It was funny to sit at a table with Mr. Frodo and the other guest children. Mr. Bilbo had toys from Dale for all of us little ones, and I got a lovely dragon carved all of a green stone. Its legs could move, and its tail swished from side to side when you moved it. Marigold got a wooden doll all dressed in lace, and for May there was a lovely work basket with a bird perched on top that made music when you tapped its head. Mr. Freddy got a dragon, too, only his was purple, and the younger Took girls got dolls while Miss Pearl, who was the eldest, got a bigger bird who also played music if you tapped its head, and its wings would flap. And little Mr. Merry got a wooden dog on wheels he could pull across the floor, and its head would go up and down.
Mr. Frodo had collected stones of various kinds and put them into a slotted box for Mr. Merry, and gave Mr. Freddy a bag of sweets. There was pincushions for May and Pearl, and a pinecone doll he’d made for Marigold, who seemed to love it as much as the fancier one she’d had from Mr. Bilbo, and bead necklaces for the other Took lasses. For the men he’d carved pipe rests, and for the ladies he’d copied poems from a book for each one and put them into a fancy cover he’d made. And for Mr. Bilbo he’d bought a book he’d found in a stall at the market, and it made him right pleased. But for me he set a package wrapped in cloth by me, and it turned out it was a story he’d written just for me, sewn into a book and with pictures he’d drawn hisself. I have it still, “The Story of a Garden” by Frodo Baggins. It’s one of my most treasured possessions. Wonder if he members making it?

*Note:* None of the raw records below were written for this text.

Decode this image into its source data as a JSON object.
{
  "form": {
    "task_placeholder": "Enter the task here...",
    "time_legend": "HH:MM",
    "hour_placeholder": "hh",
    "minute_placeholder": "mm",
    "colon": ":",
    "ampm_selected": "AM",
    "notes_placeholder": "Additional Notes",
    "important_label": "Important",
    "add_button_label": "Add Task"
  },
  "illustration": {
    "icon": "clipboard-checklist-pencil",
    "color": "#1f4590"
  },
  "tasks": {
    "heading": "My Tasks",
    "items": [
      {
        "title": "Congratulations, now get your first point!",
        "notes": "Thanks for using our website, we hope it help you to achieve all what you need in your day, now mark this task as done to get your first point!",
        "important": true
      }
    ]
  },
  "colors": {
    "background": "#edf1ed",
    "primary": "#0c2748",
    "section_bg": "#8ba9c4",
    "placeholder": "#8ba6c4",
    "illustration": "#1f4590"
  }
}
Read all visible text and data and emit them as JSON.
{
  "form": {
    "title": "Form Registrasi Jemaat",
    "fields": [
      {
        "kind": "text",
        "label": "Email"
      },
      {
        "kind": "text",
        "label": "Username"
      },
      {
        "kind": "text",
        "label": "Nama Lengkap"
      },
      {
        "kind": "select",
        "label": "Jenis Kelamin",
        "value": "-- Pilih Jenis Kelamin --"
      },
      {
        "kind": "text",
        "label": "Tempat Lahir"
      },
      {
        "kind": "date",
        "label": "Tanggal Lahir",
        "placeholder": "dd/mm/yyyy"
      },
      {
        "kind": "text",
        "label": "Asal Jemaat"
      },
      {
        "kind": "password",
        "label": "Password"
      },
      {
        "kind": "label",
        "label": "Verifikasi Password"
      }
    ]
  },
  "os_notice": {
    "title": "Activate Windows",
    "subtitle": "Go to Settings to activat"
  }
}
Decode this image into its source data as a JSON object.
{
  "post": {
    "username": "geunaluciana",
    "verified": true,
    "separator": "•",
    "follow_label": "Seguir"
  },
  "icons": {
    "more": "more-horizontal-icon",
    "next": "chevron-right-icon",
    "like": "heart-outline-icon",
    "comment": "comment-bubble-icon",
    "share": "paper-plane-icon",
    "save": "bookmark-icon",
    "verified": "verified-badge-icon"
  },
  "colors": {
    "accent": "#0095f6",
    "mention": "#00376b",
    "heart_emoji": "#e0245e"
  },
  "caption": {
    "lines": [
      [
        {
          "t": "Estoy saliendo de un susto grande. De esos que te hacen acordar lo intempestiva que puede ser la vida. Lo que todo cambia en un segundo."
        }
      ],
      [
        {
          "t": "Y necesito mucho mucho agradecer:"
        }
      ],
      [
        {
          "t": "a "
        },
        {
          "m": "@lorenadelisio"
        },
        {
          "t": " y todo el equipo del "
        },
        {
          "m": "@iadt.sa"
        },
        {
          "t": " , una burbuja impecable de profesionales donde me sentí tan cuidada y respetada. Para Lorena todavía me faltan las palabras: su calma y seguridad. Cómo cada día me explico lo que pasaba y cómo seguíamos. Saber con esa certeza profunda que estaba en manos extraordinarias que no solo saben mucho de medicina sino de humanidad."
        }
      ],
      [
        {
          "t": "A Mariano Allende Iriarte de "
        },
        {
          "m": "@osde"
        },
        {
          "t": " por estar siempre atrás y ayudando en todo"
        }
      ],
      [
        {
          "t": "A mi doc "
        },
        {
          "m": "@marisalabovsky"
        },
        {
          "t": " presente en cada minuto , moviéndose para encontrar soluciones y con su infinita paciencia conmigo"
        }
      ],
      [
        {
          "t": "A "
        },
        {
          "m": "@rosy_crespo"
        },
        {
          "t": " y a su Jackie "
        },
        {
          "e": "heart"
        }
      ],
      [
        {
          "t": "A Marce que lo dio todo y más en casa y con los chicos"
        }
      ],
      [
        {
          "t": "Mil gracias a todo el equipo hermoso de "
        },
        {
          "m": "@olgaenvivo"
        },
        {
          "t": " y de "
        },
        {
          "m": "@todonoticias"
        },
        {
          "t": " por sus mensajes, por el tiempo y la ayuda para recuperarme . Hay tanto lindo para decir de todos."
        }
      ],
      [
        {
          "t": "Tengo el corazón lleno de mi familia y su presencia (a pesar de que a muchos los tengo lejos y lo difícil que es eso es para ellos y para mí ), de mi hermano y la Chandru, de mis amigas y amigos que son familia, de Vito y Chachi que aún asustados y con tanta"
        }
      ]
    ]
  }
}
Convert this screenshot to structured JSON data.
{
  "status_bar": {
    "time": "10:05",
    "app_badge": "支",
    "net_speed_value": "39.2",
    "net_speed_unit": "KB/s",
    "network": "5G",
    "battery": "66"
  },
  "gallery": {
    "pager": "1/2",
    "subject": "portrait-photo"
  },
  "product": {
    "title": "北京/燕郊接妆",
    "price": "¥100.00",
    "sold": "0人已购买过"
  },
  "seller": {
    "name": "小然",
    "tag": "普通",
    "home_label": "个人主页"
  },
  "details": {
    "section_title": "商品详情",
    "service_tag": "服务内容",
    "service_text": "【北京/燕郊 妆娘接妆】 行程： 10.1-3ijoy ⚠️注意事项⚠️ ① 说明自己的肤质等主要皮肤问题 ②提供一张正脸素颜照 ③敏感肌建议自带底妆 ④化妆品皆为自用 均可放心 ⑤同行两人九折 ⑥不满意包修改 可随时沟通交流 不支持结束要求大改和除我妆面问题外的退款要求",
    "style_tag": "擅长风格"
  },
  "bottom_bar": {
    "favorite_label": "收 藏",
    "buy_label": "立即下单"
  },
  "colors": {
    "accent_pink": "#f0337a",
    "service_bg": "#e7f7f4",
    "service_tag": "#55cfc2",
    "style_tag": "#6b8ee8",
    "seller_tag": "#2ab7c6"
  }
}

The food Mum sent was part of the feast, and Mr. Frodo was tucking into the mushrooms like wild until May said our dad had got them from Farmer Maggot. Then he stopped eating them. But then Mr. Bilbo looked over at us and noticed something was amiss. When he said he was going to get a bottle of Old Winyards to have when the supper was over, he stopped by the lower table and spoke real soft to Mr. Frodo, who spoke real soft back to him. Then Mr. Bilbo laughed out loud, and said, only a little louder, “Don’t you dare leave those mushrooms, my dear lad. They came fair and square this time, and you deserve them--the best mushrooms in the Shire.” And suddenly Frodo laughed out loud and started eating again, and the other adults looked over at us to see what the laughing was about, then forgot about us when they couldn’t figure it out.
After dinner we younger ones went out onto the Hill to play, and Mr. Frodo did his best to make us all laugh and have fun. He didn’t let any of us lord it over the rest, and we played Statues and Tig and Hot-and-Cold, and we told stories, and then Mr. Frodo told us more stories till it was time for tea.
But when we went back in, he was holding Mr. Merry’s hand in his right hand, and mine with his left. And when I thanked him again for the story, he smiled like I’d just given him a jewel from a dragon hoard.
When the guests left the next day, I stood there by Frodo to wave goodbye. And he smiled at me and told me, “I was so glad to see Merry again, but it’s so good he’s off home and I don’t have to pull him out of Bilbo’s desk one more time! Now it’s the two of us again.” And the way he said it, I knew he meant it, that he was truly glad it was just the two of us again. And when he was sent off to the market in Hobbiton to get his uncle some pipeweed and some seeds for the Gaffer, I went with him to carry the basket. No one would ever doubt I was Frodo Baggins’s man.